One of the things I watch most closely with this in mind is the burgeoning realm of contemporary conspiracy theories
There’s a fond belief among the comfortable classes of our time, and for that matter every other time, that the future can be arranged in advance through reasonable discussions among reasonable people. It then sweeps inward from there, brushing aside the daydreams of those who thought they could make the world do as they pleased.
Consider the Roman Empire in the days of its power. While its politicians and bureaucrats laid their plans and built their careers on the presupposition that their empire would endure for all imaginable time, a prisoner on a Mediterranean island-exiled for his membership in a despised religious cult-saw the empire racked with wars, famines, and plagues, ravaged by horsemen galloping out of the east, FL installment loans and finally conquered and fallen into ruin, to be followed by a thousand years of triumph for his faith. We call him John of Patmos today, and his vision forms the last book of the New Testament. He was a figure of the uttermost fringe in his own era: isolated, powerless, and quite possibly crazy. He was also right.
Thus it’s important to keep a close eye on the fringes of contemporary culture, the places where the future is being born out of the surging tides of unreason. Those reveal far more than the conventionally minded imagine, irrespective of their factual accuracy or lack of same. As Alain de Botton commented of religions, whether conspiracy theories are true or not is far and away the least interesting question about them.
To begin with, the popularity of conspiracy theories is a sensitive measure of the degree to which people no longer trust the conventional wisdom of their time. That’s an explosive issue just now, and for good reason: the conventional wisdom of our time is fatally out of step with the facts on the ground. Look across the whole range of acceptable views presented by qualified pundits, and by and large you’ll find that a randomly chosen fortune cookie will give you better guidance. The debacle in Afghanistan is only one reminder of the extent that a popular joke about economics-“What do you call an economist who makes a prediction? Wrong.”-can be applied with equal force to most of the experts whose notions guide industrial societies.
What makes the astounding incompetence of today’s expert opinions so toxic is that nobody in the corporate media, and next to nobody in the political sphere, is willing to talk about it. No matter how disastrous the consequences turn out to be-no matter how often the economic policies that were supposed to yield prosperity result in poverty and misery, no matter how often programs meant to improve the schools make them worse, no matter how many drugs released on the market as safe and effective turn out to be neither, and so on at great length-one rule remains sacrosanct: no one outside the managerial class is supposed to question the validity of the next round of expert-approved policies, no matter how obviously doomed to fail they are.
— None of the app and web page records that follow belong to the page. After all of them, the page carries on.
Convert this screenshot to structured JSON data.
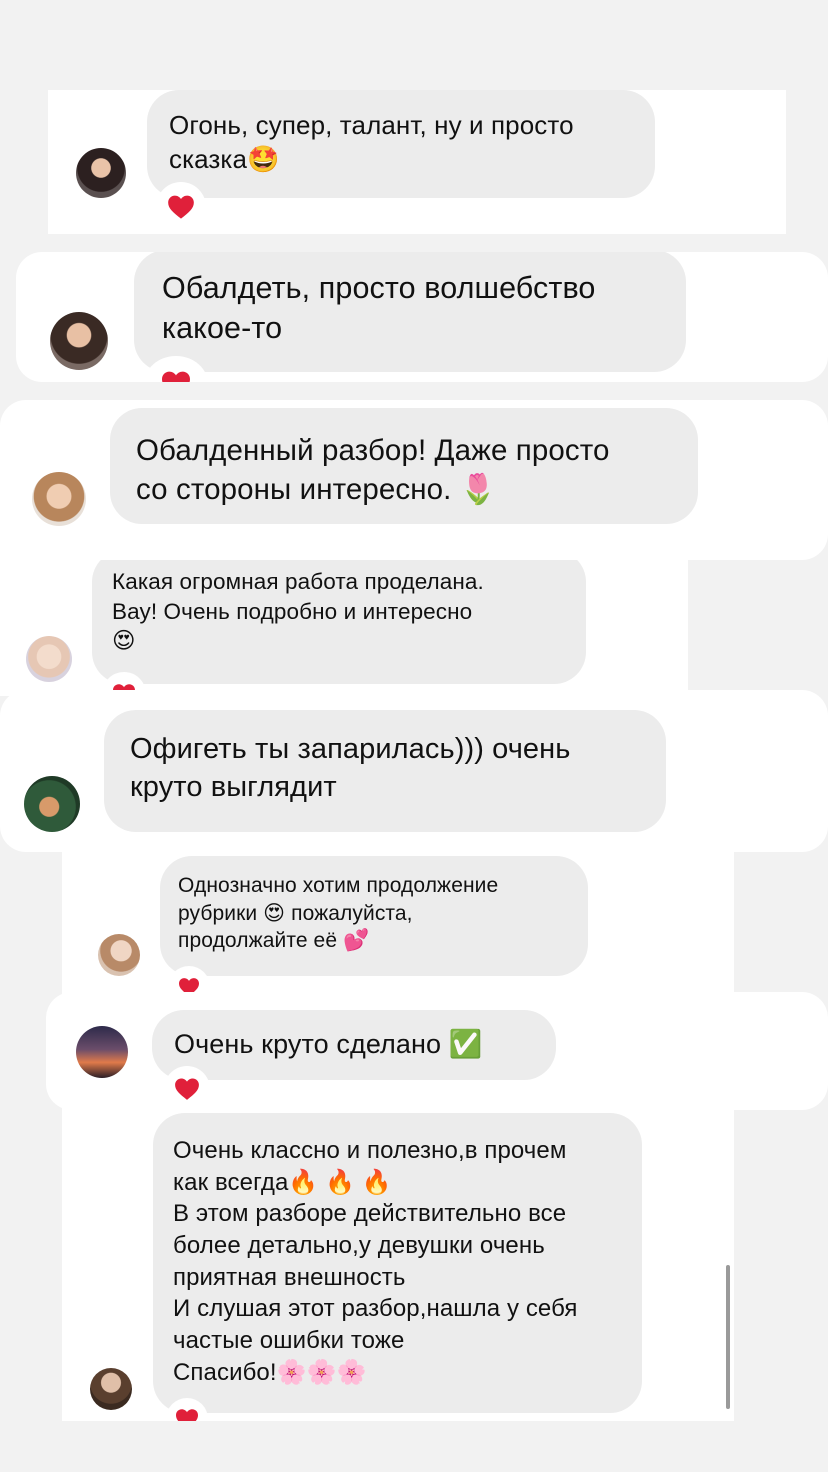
{
  "comments": [
    {
      "lines": [
        "Огонь, супер, талант, ну и просто",
        "сказка🤩"
      ],
      "liked": true
    },
    {
      "lines": [
        "Обалдеть, просто волшебство",
        "какое-то"
      ],
      "liked": true
    },
    {
      "lines": [
        "Обалденный разбор! Даже просто",
        "со стороны интересно. 🌷"
      ],
      "liked": false
    },
    {
      "lines": [
        "Какая огромная работа проделана.",
        "Вау! Очень подробно и интересно",
        "😍"
      ],
      "liked": true
    },
    {
      "lines": [
        "Офигеть ты запарилась))) очень",
        "круто выглядит"
      ],
      "liked": false
    },
    {
      "lines": [
        "Однозначно хотим продолжение",
        "рубрики 😍  пожалуйста,",
        "продолжайте её 💕"
      ],
      "liked": true
    },
    {
      "lines": [
        "Очень круто сделано ✅"
      ],
      "liked": true
    },
    {
      "lines": [
        "Очень классно и полезно,в прочем",
        "как всегда🔥 🔥 🔥",
        "В этом разборе действительно все",
        "более детально,у девушки очень",
        "приятная внешность",
        "И слушая этот разбор,нашла у себя",
        "частые ошибки тоже",
        "Спасибо!🌸🌸🌸"
      ],
      "liked": true
    }
  ],
  "colors": {
    "background": "#f2f2f2",
    "card": "#ffffff",
    "bubble": "#ececec",
    "heart": "#e0203a",
    "scrollbar": "#9a9a9a"
  },
  "icons": {
    "like": "heart-icon"
  }
}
What history shows, rather, is that the future is always born on the irrational fringes of society, bursting forth among outcasts, dreamers, saints, and fools
Gregory Bateson, in a fascinating series of articles collected in his book Steps to an Ecology of Mind, discussed the way that schizophrenia is created by this kind of suppression of the obvious in a family setting. Insist to a child from infancy onward that something is true that the child can see is obviously not true, punish the child savagely every time it tries to bring up the contradiction, and there’s a fair chance the child will grow up to be schizophrenic. Conspiracy theories in society are the collective equivalent of schizophrenia in the individual, and they have the same cause: the systematic gaslighting of individuals who know that they are being lied to.